## Exercise instructions
Once the images are set aside, output the listing exactly as it stands.

============================================================

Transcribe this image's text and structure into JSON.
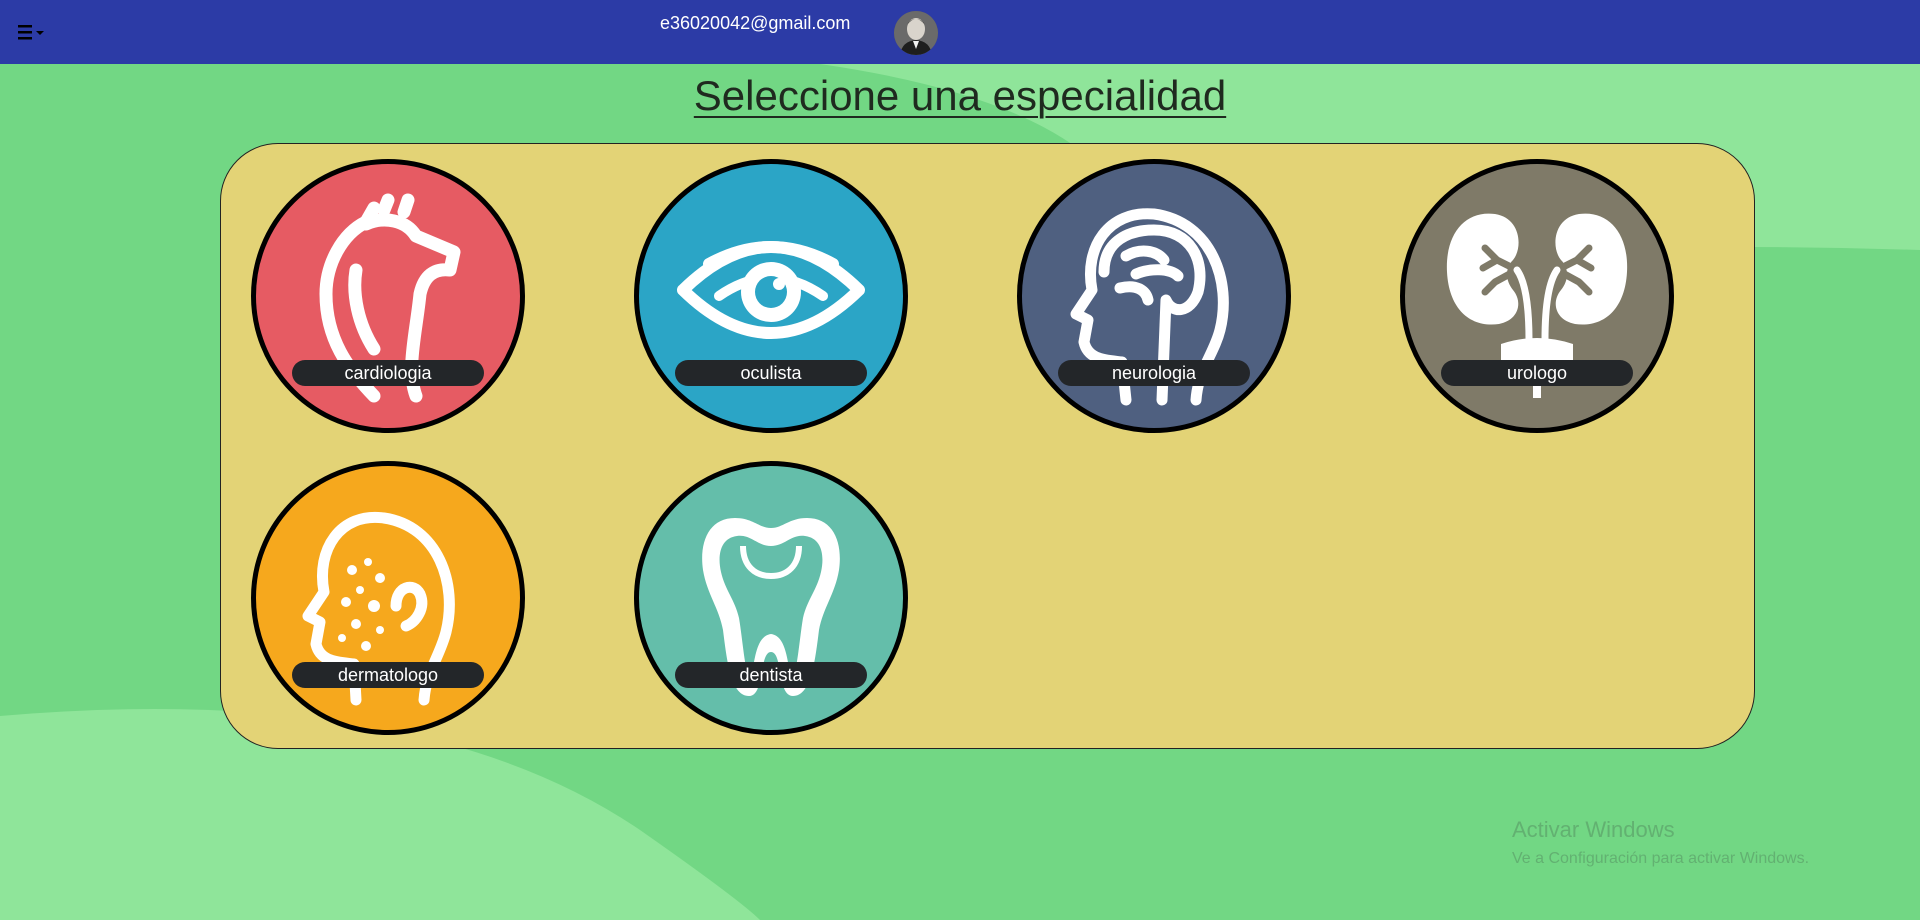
{
  "navbar": {
    "user_email": "e36020042@gmail.com",
    "menu_icon": "hamburger-menu-icon",
    "avatar_icon": "user-avatar"
  },
  "page": {
    "title": "Seleccione una especialidad"
  },
  "specialties": [
    {
      "label": "cardiologia",
      "icon": "heart-icon",
      "color": "#e65b63"
    },
    {
      "label": "oculista",
      "icon": "eye-icon",
      "color": "#2ba5c6"
    },
    {
      "label": "neurologia",
      "icon": "brain-icon",
      "color": "#4f6080"
    },
    {
      "label": "urologo",
      "icon": "kidneys-icon",
      "color": "#7f7a68"
    },
    {
      "label": "dermatologo",
      "icon": "skin-head-icon",
      "color": "#f6a81d"
    },
    {
      "label": "dentista",
      "icon": "tooth-icon",
      "color": "#64beaa"
    }
  ],
  "watermark": {
    "line1": "Activar Windows",
    "line2": "Ve a Configuración para activar Windows."
  },
  "colors": {
    "navbar": "#2c3ba6",
    "background": "#72d784",
    "panel": "#e3d376"
  }
}
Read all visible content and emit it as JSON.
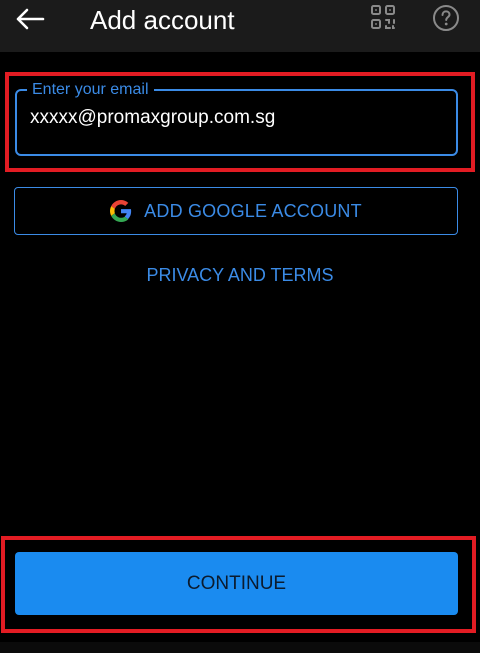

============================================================

## Response to this task
Transcribe this image's text and structure into JSON.
{
  "navbar": {
    "user_email": "e36020042@gmail.com",
    "menu_icon": "hamburger-menu-icon",
    "avatar_icon": "user-avatar"
  },
  "page": {
    "title": "Seleccione una especialidad"
  },
  "specialties": [
    {
      "label": "cardiologia",
      "icon": "heart-icon",
      "color": "#e65b63"
    },
    {
      "label": "oculista",
      "icon": "eye-icon",
      "color": "#2ba5c6"
    },
    {
      "label": "neurologia",
      "icon": "brain-icon",
      "color": "#4f6080"
    },
    {
      "label": "urologo",
      "icon": "kidneys-icon",
      "color": "#7f7a68"
    },
    {
      "label": "dermatologo",
      "icon": "skin-head-icon",
      "color": "#f6a81d"
    },
    {
      "label": "dentista",
      "icon": "tooth-icon",
      "color": "#64beaa"
    }
  ],
  "watermark": {
    "line1": "Activar Windows",
    "line2": "Ve a Configuración para activar Windows."
  },
  "colors": {
    "navbar": "#2c3ba6",
    "background": "#72d784",
    "panel": "#e3d376"
  }
}
Read all visible content and emit it as JSON.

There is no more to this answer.